-- Source data follows --

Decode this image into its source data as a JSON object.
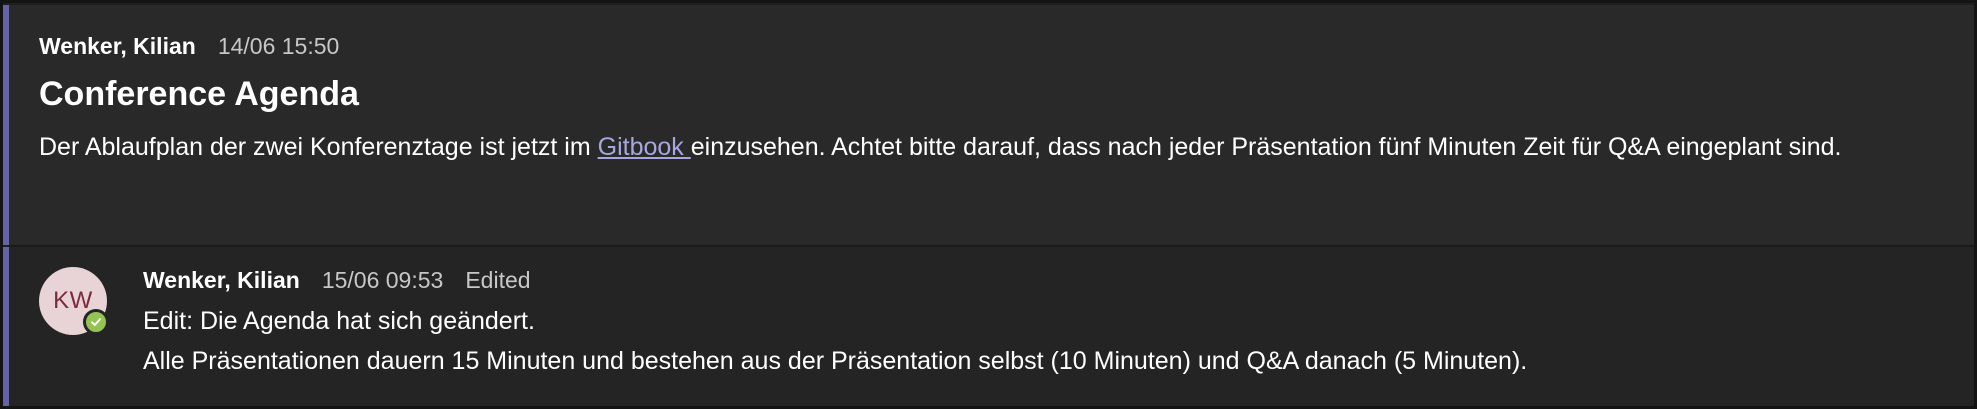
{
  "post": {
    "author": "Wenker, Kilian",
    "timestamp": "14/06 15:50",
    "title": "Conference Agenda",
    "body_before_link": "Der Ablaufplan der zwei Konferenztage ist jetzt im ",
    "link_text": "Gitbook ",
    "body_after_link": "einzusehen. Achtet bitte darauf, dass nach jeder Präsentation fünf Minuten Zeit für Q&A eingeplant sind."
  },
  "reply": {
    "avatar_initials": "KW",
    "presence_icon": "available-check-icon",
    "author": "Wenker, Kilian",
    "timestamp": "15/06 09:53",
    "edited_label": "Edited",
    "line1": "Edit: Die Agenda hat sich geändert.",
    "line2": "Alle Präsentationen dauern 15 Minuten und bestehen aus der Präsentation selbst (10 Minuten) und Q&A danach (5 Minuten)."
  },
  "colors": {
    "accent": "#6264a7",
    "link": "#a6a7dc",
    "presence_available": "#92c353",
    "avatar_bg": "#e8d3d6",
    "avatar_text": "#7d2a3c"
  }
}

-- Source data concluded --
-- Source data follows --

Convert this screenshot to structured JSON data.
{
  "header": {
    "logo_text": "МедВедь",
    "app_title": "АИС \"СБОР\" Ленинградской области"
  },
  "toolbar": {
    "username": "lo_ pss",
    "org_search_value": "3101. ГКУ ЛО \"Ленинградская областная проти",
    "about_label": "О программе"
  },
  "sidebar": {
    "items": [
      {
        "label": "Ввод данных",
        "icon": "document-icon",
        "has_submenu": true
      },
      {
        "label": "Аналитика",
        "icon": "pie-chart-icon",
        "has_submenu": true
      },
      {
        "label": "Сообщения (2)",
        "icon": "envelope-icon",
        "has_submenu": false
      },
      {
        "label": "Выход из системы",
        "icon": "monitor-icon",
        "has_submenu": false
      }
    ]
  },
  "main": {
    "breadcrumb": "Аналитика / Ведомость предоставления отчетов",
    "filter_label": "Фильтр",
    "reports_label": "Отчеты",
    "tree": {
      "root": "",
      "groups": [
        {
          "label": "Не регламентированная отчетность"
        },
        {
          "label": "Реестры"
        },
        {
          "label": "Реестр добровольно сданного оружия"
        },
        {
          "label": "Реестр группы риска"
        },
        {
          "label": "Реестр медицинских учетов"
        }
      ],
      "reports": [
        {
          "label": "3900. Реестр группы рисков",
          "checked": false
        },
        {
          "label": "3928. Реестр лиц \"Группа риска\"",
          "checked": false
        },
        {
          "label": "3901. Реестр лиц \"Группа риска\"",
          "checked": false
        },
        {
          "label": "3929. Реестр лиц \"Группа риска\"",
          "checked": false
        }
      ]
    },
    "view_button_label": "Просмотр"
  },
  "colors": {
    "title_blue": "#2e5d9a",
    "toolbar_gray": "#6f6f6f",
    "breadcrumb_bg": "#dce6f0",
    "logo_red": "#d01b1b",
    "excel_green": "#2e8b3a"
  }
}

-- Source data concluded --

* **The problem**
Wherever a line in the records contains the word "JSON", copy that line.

* **Finished task**
Decode this image into its source data as a JSON object.
Convert this screenshot to structured JSON data.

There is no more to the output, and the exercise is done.